Tally how many lines of these entries hold the string "your". Return the number alone.

*** Opening of Dataset content ***

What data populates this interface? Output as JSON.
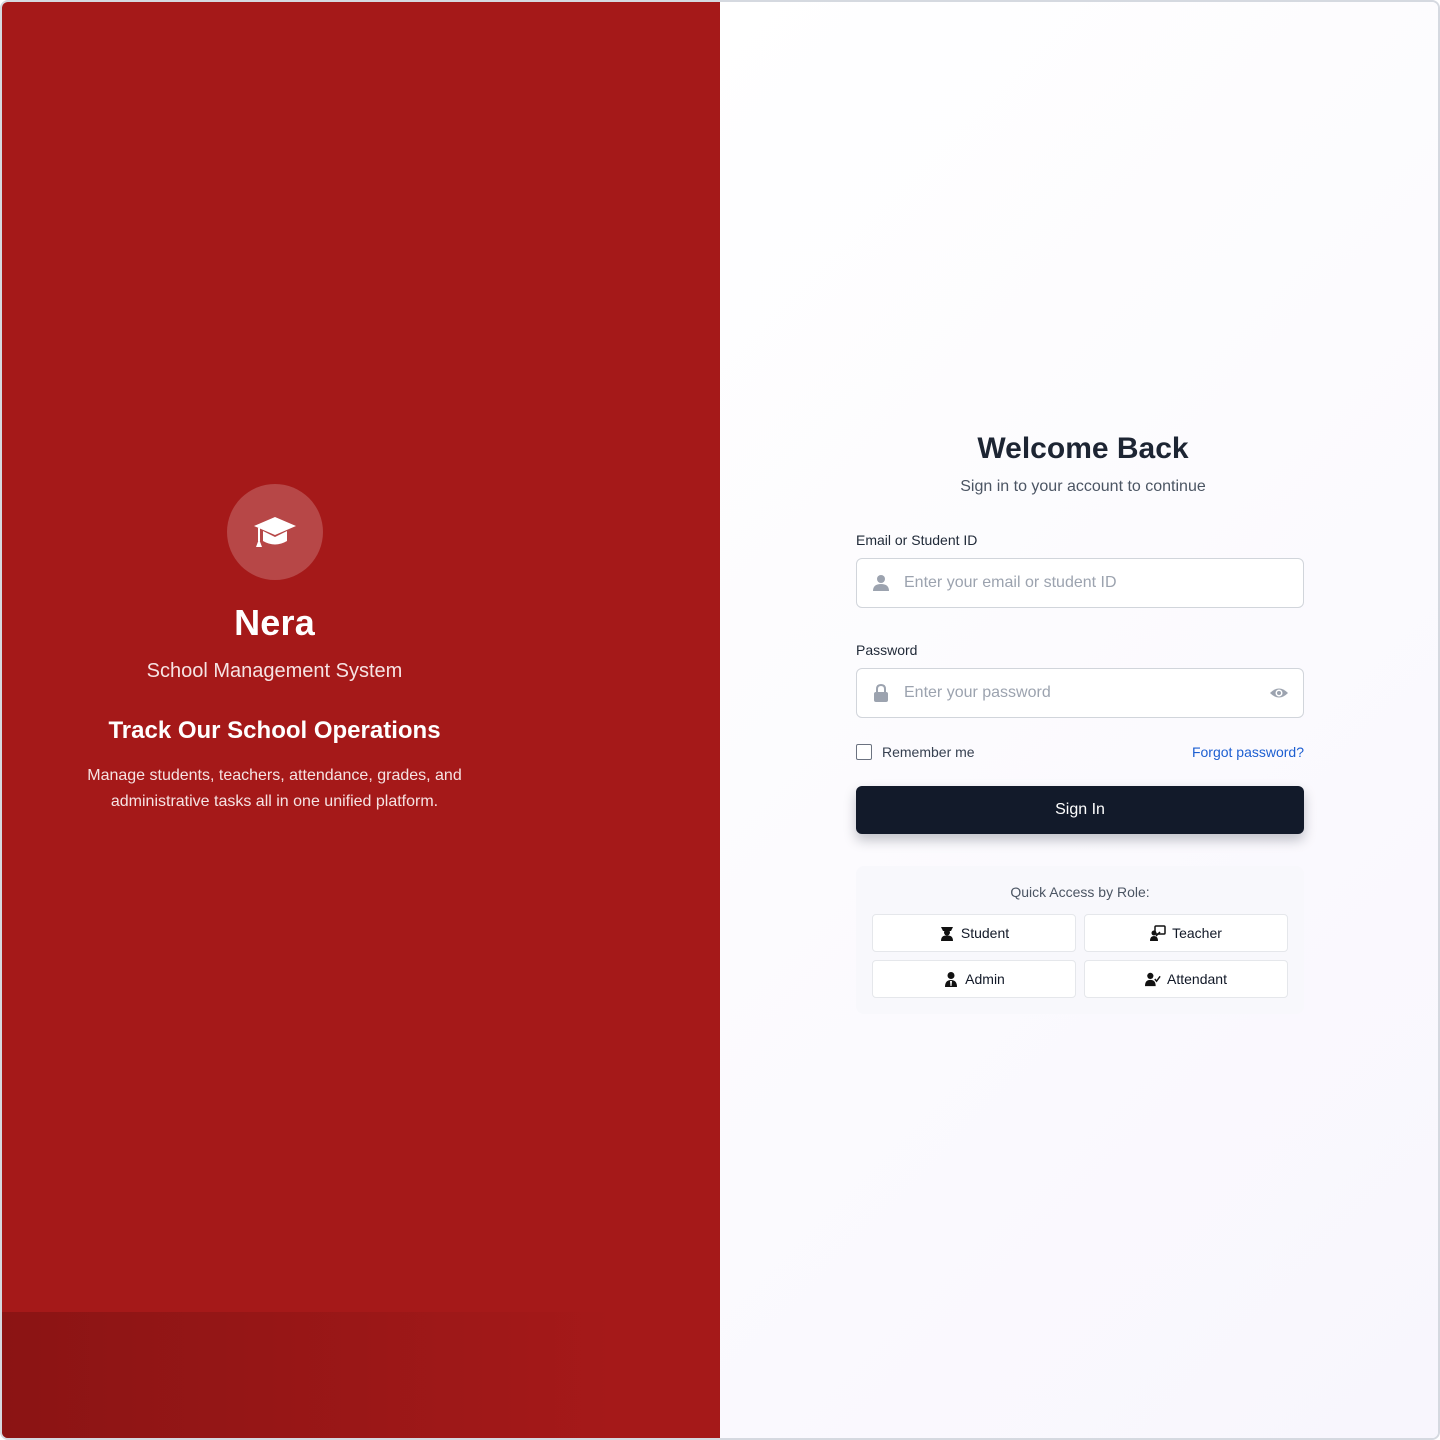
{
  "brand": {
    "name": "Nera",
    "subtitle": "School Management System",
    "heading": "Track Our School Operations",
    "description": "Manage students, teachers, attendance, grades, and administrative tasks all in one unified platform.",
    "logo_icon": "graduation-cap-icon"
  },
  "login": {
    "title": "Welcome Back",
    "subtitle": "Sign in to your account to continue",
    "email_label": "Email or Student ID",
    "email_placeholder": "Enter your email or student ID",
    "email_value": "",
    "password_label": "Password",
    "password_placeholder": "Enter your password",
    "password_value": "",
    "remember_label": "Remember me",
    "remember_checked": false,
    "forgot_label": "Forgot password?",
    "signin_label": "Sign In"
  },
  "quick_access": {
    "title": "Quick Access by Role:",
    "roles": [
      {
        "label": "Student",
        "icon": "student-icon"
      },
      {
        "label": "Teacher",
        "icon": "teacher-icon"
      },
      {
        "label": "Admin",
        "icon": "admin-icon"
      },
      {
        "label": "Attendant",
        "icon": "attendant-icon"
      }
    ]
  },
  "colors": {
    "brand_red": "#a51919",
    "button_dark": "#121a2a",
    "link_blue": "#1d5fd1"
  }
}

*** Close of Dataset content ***

» **Solved exercise**:
3